Work instruction ▸
Print every line below exactly. Skip the pictures.

Records for this task ▸
********************

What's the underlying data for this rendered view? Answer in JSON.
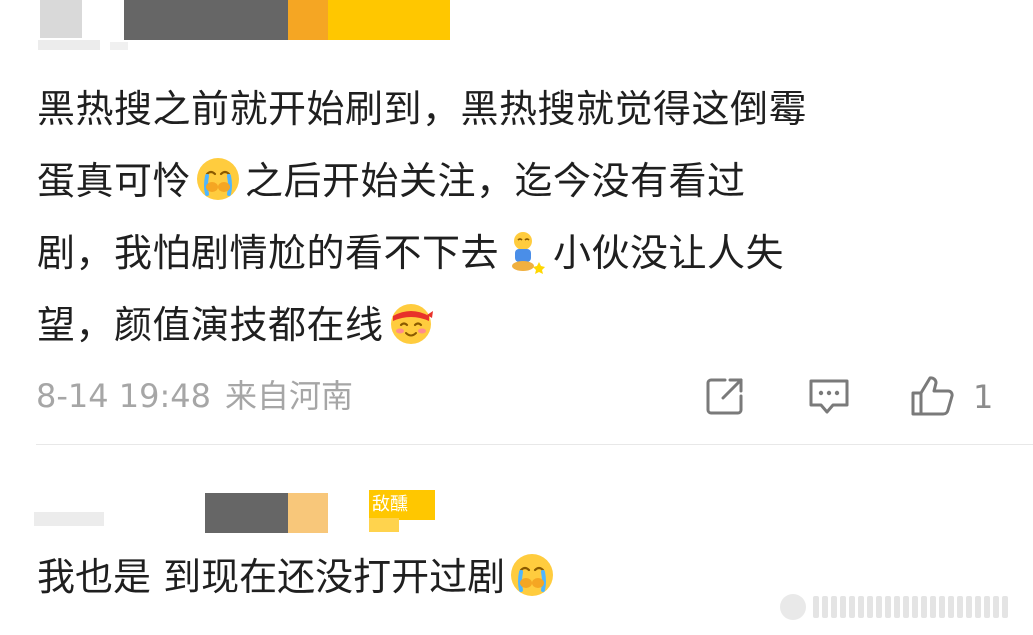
{
  "comment": {
    "lines": [
      [
        "黑热搜之前就开始刷到，黑热搜就觉得这倒霉"
      ],
      [
        "蛋真可怜",
        "之后开始关注，迄今没有看过"
      ],
      [
        "剧，我怕剧情尬的看不下去",
        "小伙没让人失"
      ],
      [
        "望，颜值演技都在线"
      ]
    ],
    "emoji_icons": [
      "crying-face-icon",
      "kneeling-person-icon",
      "headband-face-icon"
    ],
    "date": "8-14",
    "time": "19:48",
    "location": "来自河南",
    "like_count": "1",
    "actions": [
      "share-icon",
      "reply-icon",
      "like-icon"
    ]
  },
  "reply": {
    "badge_text": "敌醺",
    "text": "我也是 到现在还没打开过剧",
    "emoji_icon": "crying-face-icon"
  },
  "colors": {
    "text": "#1f1f1f",
    "meta": "#a6a6a6",
    "accent_yellow": "#ffc700",
    "accent_orange": "#f5a623"
  }
}
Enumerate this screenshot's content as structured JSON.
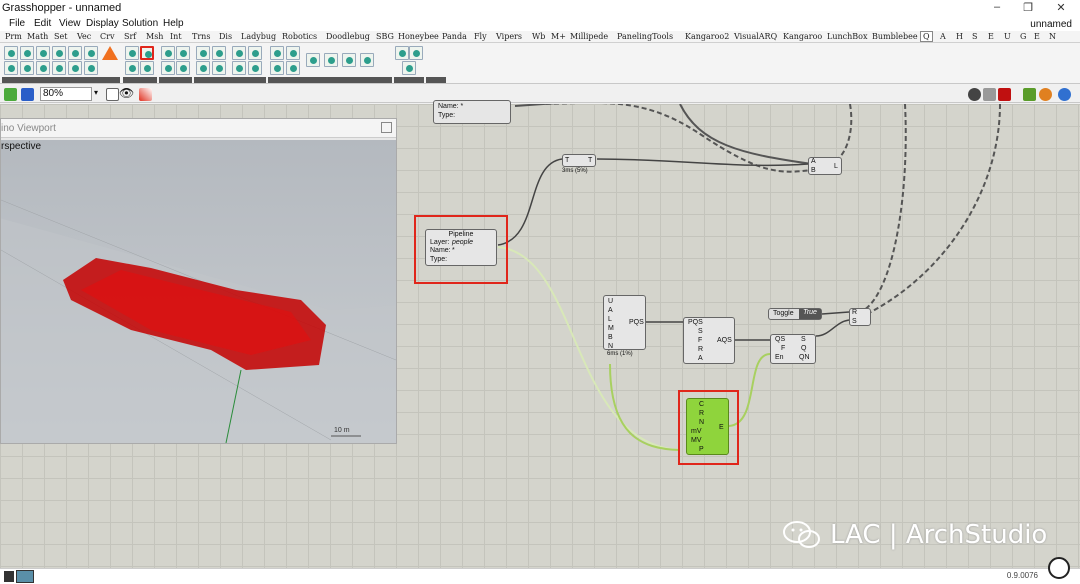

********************

Task solution ▸
What's the underlying data for this rendered view? Answer in JSON.
{
  "comment": {
    "lines": [
      [
        "黑热搜之前就开始刷到，黑热搜就觉得这倒霉"
      ],
      [
        "蛋真可怜",
        "之后开始关注，迄今没有看过"
      ],
      [
        "剧，我怕剧情尬的看不下去",
        "小伙没让人失"
      ],
      [
        "望，颜值演技都在线"
      ]
    ],
    "emoji_icons": [
      "crying-face-icon",
      "kneeling-person-icon",
      "headband-face-icon"
    ],
    "date": "8-14",
    "time": "19:48",
    "location": "来自河南",
    "like_count": "1",
    "actions": [
      "share-icon",
      "reply-icon",
      "like-icon"
    ]
  },
  "reply": {
    "badge_text": "敌醺",
    "text": "我也是 到现在还没打开过剧",
    "emoji_icon": "crying-face-icon"
  },
  "colors": {
    "text": "#1f1f1f",
    "meta": "#a6a6a6",
    "accent_yellow": "#ffc700",
    "accent_orange": "#f5a623"
  }
}
Enumerate this screenshot's content as structured JSON.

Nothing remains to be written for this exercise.